Chea Mony, president of the Free Trade Union in Cambodia.

Chea Mony, president of the Free Trade Union in Cambodia.

A leading union representative says Cambodian workers need help organizing ahead of polls as the country gears up for local elections next year.

Election processes are difficult for factory laborers because of the amount of days and hours they work and the low wages they earn, Chea Mony, president of the Free Trade Union, told “Hello VOA” Thursday.

“We have all obviously seen that workers’ wages are very low…so they need to work overtime to fulfill all the tasks in feeding their lives each month,” he said. Their low earnings plus the high costs of transportation make it hard for them to register and to vote, he said.

“For that reason, the [National Election Committee] should expand and ease mechanisms, set up places for workers to check their names and register to vote at stations near their work, to make it easier for them to exercise their rights as citizens and help them save money,” he said.

The garment industry, one of Cambodia’s key earners, employs more than 300,000 workers, most of them young women from poor, rural communities. The long hours and weeks they work make it hard for them to undertake bureaucratic tasks, such as obtaining official identification cards and many come from villages far distant from the capital or other cities where the jobs are.

Chea Mony said they must be helped if they are to vote “and show their will for which political party they like.”

“If all citizens or workers do not fulfill their duty, that means their exercise of rights is not acceptable,” he said.

It will be up to the National Election Committee or outside organizations to help workers check voter registries and to vote near their workplaces, he said.

“I want [the election committee] to improve the understanding of the workers, and I especially want workers to be able to vote at places near them,” he said, adding that the UN-sponsored elections in 1993 allowed people to vote from wherever they were at the time. Currently, Cambodians must vote near their homes, where they are registered.
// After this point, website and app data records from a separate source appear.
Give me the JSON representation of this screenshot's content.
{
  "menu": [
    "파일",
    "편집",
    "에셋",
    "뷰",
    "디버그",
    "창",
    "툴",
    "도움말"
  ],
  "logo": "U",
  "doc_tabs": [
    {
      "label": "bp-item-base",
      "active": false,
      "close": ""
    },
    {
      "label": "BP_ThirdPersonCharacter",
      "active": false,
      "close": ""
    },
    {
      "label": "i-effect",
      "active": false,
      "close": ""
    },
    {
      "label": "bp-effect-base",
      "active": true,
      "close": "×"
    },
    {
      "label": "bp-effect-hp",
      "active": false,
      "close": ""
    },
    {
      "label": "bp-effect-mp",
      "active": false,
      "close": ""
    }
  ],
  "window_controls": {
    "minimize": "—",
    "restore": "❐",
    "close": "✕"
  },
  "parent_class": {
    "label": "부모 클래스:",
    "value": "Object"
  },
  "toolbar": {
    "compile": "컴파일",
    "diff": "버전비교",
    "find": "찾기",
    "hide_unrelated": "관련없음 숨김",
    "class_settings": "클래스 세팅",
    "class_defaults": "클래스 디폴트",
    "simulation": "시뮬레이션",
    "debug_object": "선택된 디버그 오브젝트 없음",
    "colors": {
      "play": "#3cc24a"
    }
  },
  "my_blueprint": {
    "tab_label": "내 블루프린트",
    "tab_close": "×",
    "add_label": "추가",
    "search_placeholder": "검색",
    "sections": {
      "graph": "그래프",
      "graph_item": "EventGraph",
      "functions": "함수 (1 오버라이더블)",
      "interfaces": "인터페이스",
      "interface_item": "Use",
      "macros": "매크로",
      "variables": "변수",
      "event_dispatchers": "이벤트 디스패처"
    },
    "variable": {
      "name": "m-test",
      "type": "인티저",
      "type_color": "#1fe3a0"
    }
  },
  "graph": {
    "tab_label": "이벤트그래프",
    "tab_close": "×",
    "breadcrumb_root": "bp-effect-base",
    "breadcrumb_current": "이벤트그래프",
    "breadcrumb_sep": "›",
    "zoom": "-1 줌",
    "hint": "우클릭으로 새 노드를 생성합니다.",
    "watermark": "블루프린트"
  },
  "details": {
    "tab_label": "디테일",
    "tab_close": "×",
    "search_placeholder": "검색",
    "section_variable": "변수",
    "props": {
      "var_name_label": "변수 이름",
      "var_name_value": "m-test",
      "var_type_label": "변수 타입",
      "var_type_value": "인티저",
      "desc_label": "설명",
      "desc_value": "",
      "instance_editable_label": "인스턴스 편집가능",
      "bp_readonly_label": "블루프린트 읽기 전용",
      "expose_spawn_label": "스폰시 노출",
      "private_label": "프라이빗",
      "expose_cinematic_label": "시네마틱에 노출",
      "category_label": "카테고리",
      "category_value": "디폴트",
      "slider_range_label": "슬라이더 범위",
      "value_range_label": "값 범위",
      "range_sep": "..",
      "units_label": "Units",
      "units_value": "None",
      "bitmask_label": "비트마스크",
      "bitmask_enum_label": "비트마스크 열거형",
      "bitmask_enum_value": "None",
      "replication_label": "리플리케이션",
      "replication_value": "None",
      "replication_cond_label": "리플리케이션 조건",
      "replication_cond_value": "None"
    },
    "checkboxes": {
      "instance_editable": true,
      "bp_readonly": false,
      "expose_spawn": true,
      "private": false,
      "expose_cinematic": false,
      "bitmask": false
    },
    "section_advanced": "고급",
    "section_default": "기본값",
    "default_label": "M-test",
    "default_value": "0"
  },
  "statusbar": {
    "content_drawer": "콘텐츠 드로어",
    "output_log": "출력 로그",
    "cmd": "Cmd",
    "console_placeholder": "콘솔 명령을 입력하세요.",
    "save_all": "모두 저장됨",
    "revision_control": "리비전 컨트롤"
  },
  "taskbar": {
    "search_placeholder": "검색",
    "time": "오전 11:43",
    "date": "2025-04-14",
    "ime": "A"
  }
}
Meanwhile, severe flooding across the country during this year’s registration period will likely mean less workers will register or correct their names on registries, Chea Mony said. Many of those who are allowed three days off to register cannot do so, since travel times are slow, requiring up to five days round trip, he said.

Voter registration, which began Sept. 1, will end Oct. 15, with commune elections slated for March 3, 2012. Those will be followed by national elections next year.